The Marine Biomedical & Biotechnology Research Program has an extensive collection of marine organisms to support its research. Many of these specimens were collected using the historic Johnson-Sea-Link I and II submersibles, which featured unique capabilities for collecting fragile specimens from the ocean floor and sites not accessible with trawls or dredges, such as deep fore reefs, vertical walls and boulder zones. The group also collects specimens by scuba, snorkeling and wading. The majority of samples comes primarily from around the Atlantic and Caribbean; others have come from the Galapagos, western Pacific, Mediterranean, Indo-Pacific, Western Africa and the Bering Sea.
The collection includes an extensive array of frozen invertebrates that are used for marine natural products drug discovery research. The wide diversity of marine habitats that have been sampled includes deep continental and island slopes, deep and shallow reefs, coral banks and walls, rhodolith banks, caves, grass beds, oyster and mussel beds, kelp forests, mangrove lagoons, inland salt lakes, shipwrecks, and pilings and jetties.
Two strategies have been used in collecting specimens for drug discovery research. The first is to maximize taxonomic diversity. In this process, an emphasis is placed on collecting specimens which are related, but different, from those which are known to have bioactive natural products. The second emphasis is to evaluate ecological factors such as consumer pressure, growth form (e.g., thin encrusting vs. massive), level of resource competition and presence or absence of biofouling, and relate this to expression of secondary metabolism. For instance, we have observed a higher percentage of cytotoxic active agents in thin encrusting sponges. One possible role for these compounds may be to allow for continued colonization of relatively large surface areas.
We have also observed a greater percentage of active compounds in invertebrate consortia (e.g., where two invertebrates grow in association). For example, the sponges Spongosorites sp. and Thrombus sp. are in almost all instances found in association with Vermetid molluscs and both possess potent bioactive compounds. Interestingly, we have also observed that organisms which are conspicuously colored and live in habitats with limited or no ambient light often possess interesting secondary metabolites (Dercitus sp. and Spongosorites sp.). Such organisms are also targeted for collection.

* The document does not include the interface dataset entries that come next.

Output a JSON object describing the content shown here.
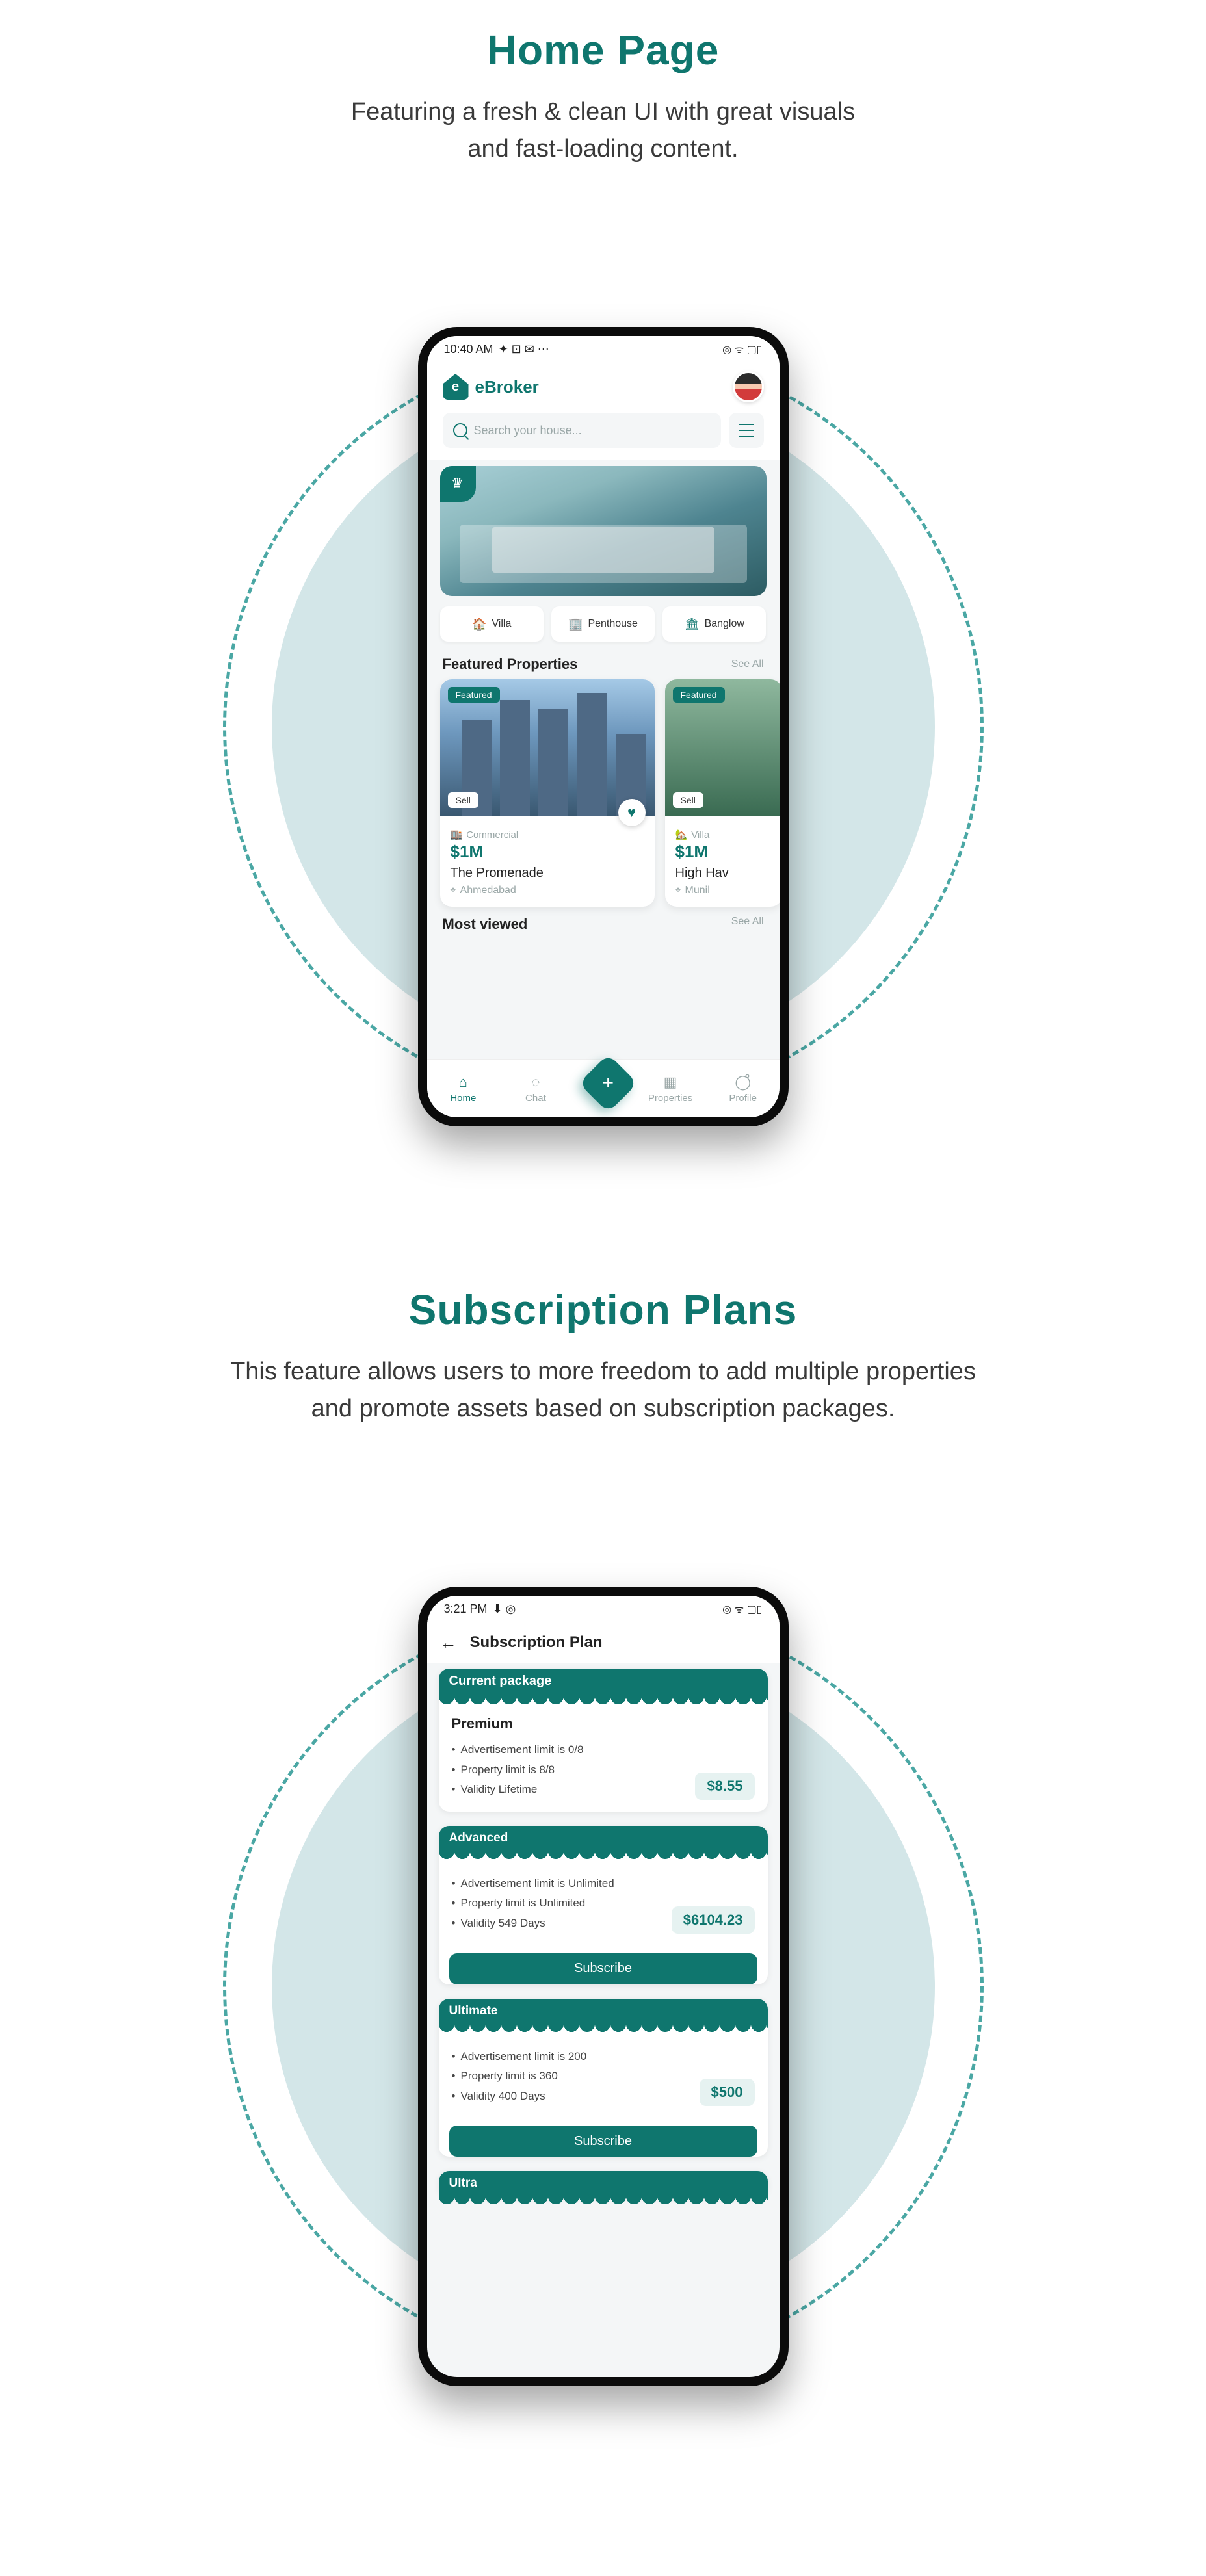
{
  "colors": {
    "teal": "#0f766e",
    "mint": "#d3e6e8"
  },
  "section1": {
    "title": "Home Page",
    "desc1": "Featuring a fresh & clean UI with great visuals",
    "desc2": "and fast-loading content."
  },
  "section2": {
    "title": "Subscription Plans",
    "desc1": "This feature allows users to more freedom to add multiple properties",
    "desc2": "and promote assets based on subscription packages."
  },
  "home": {
    "status": {
      "time": "10:40 AM",
      "icons_left": "✦ ⊡ ✉ ⋯",
      "icons_right": "◎ ᯤ ▢▯"
    },
    "brand": "eBroker",
    "search_placeholder": "Search your house...",
    "categories": [
      {
        "icon": "🏠",
        "label": "Villa"
      },
      {
        "icon": "🏢",
        "label": "Penthouse"
      },
      {
        "icon": "🏛",
        "label": "Banglow"
      }
    ],
    "featured_title": "Featured Properties",
    "see_all": "See All",
    "most_viewed": "Most viewed",
    "cards": [
      {
        "featured": "Featured",
        "sell": "Sell",
        "type_icon": "🏬",
        "type": "Commercial",
        "price": "$1M",
        "name": "The Promenade",
        "loc_icon": "⌖",
        "loc": "Ahmedabad"
      },
      {
        "featured": "Featured",
        "sell": "Sell",
        "type_icon": "🏡",
        "type": "Villa",
        "price": "$1M",
        "name": "High Hav",
        "loc_icon": "⌖",
        "loc": "Munil"
      }
    ],
    "nav": [
      {
        "icon": "⌂",
        "label": "Home"
      },
      {
        "icon": "◌",
        "label": "Chat"
      },
      {
        "icon": "▦",
        "label": "Properties"
      },
      {
        "icon": "◯̊",
        "label": "Profile"
      }
    ],
    "fab": "+"
  },
  "sub": {
    "status": {
      "time": "3:21 PM",
      "icons_left": "⬇ ◎",
      "icons_right": "◎ ᯤ ▢▯"
    },
    "page_title": "Subscription Plan",
    "current_label": "Current package",
    "plans": [
      {
        "name": "Premium",
        "bullets": [
          "Advertisement limit is 0/8",
          "Property limit  is 8/8",
          "Validity Lifetime"
        ],
        "price": "$8.55",
        "show_subscribe": false
      },
      {
        "title": "Advanced",
        "bullets": [
          "Advertisement limit is Unlimited",
          "Property limit  is Unlimited",
          "Validity 549 Days"
        ],
        "price": "$6104.23",
        "show_subscribe": true
      },
      {
        "title": "Ultimate",
        "bullets": [
          "Advertisement limit is 200",
          "Property limit  is 360",
          "Validity 400 Days"
        ],
        "price": "$500",
        "show_subscribe": true
      },
      {
        "title": "Ultra",
        "bullets": [],
        "price": "",
        "show_subscribe": false
      }
    ],
    "subscribe_label": "Subscribe"
  }
}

As a part of our drug discovery efforts, the microbiology group has developed a major culture collection of marine microbes (the Harbor Branch Marine Microbial Culture Collection, HBMMCC) derived in large part from deep-water sponges. The collection consists of more than 19,000 microorganisms, with 11,000 from depths greater than 45 meters.
A total of 2,290 heterotrophic bacterial isolates have been identified. This subset contains 233 different taxa from six major bacterial clades (Alpha-, Beta-, and Gamma-Proteobacteria), CFB (Cytophaga, Flavobacteria, and Bacteroides), Gram+ High GC Content, and Gram+ Low GC Content.
The HBMMCC also holds more than 1,600 fungal isolates. The majority (1,250) of these isolates was derived from marine invertebrates with the remainder isolated from environmental samples such as wood and water samples.
The development of this culture collection demonstrates the rich diversity of cultivable microorganisms that is present in the marine environment. Cultures are added to the collection at a rate of 250-500 per year.
The Harbor Branch Marine Microbial Database contains information on the subset of the collection that has been identified using molecular techniques.
Isolates are grown in liquid culture (fermentation) and extracted to provide material for the drug discovery program. Isolates are also tested for their activities in biotechnological applications.